> **What is required**: Each entry is to be restated word for word, with nothing omitted.

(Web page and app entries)
=-=-=

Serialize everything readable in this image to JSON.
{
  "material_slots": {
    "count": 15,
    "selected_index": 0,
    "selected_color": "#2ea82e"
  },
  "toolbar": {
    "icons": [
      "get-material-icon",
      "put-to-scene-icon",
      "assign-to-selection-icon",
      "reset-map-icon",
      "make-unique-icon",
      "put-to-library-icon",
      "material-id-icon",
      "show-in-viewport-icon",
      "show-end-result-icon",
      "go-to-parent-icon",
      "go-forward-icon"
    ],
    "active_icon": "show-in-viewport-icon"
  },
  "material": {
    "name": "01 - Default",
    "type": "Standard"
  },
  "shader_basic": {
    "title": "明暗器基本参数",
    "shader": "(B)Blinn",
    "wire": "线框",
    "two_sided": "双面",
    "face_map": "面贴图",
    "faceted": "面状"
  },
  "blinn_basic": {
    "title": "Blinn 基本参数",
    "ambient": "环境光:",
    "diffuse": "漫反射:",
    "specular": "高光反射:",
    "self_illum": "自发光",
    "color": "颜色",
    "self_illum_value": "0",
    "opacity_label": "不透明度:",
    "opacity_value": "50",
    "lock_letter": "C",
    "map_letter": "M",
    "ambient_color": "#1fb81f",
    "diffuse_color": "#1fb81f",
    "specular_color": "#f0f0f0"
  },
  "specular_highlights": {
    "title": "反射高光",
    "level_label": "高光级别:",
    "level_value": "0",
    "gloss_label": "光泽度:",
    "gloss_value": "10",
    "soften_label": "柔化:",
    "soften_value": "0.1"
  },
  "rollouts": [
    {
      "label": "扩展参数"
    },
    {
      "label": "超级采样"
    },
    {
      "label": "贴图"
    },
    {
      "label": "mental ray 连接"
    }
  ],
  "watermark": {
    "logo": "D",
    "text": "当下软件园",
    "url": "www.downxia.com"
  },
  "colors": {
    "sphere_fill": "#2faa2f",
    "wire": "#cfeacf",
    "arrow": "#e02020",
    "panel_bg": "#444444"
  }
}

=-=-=

> **Your response**:
Serialize everything readable in this image to JSON.
{
  "material_slots": {
    "count": 15,
    "selected_index": 0,
    "selected_color": "#2ea82e"
  },
  "toolbar": {
    "icons": [
      "get-material-icon",
      "put-to-scene-icon",
      "assign-to-selection-icon",
      "reset-map-icon",
      "make-unique-icon",
      "put-to-library-icon",
      "material-id-icon",
      "show-in-viewport-icon",
      "show-end-result-icon",
      "go-to-parent-icon",
      "go-forward-icon"
    ],
    "active_icon": "show-in-viewport-icon"
  },
  "material": {
    "name": "01 - Default",
    "type": "Standard"
  },
  "shader_basic": {
    "title": "明暗器基本参数",
    "shader": "(B)Blinn",
    "wire": "线框",
    "two_sided": "双面",
    "face_map": "面贴图",
    "faceted": "面状"
  },
  "blinn_basic": {
    "title": "Blinn 基本参数",
    "ambient": "环境光:",
    "diffuse": "漫反射:",
    "specular": "高光反射:",
    "self_illum": "自发光",
    "color": "颜色",
    "self_illum_value": "0",
    "opacity_label": "不透明度:",
    "opacity_value": "50",
    "lock_letter": "C",
    "map_letter": "M",
    "ambient_color": "#1fb81f",
    "diffuse_color": "#1fb81f",
    "specular_color": "#f0f0f0"
  },
  "specular_highlights": {
    "title": "反射高光",
    "level_label": "高光级别:",
    "level_value": "0",
    "gloss_label": "光泽度:",
    "gloss_value": "10",
    "soften_label": "柔化:",
    "soften_value": "0.1"
  },
  "rollouts": [
    {
      "label": "扩展参数"
    },
    {
      "label": "超级采样"
    },
    {
      "label": "贴图"
    },
    {
      "label": "mental ray 连接"
    }
  ],
  "watermark": {
    "logo": "D",
    "text": "当下软件园",
    "url": "www.downxia.com"
  },
  "colors": {
    "sphere_fill": "#2faa2f",
    "wire": "#cfeacf",
    "arrow": "#e02020",
    "panel_bg": "#444444"
  }
}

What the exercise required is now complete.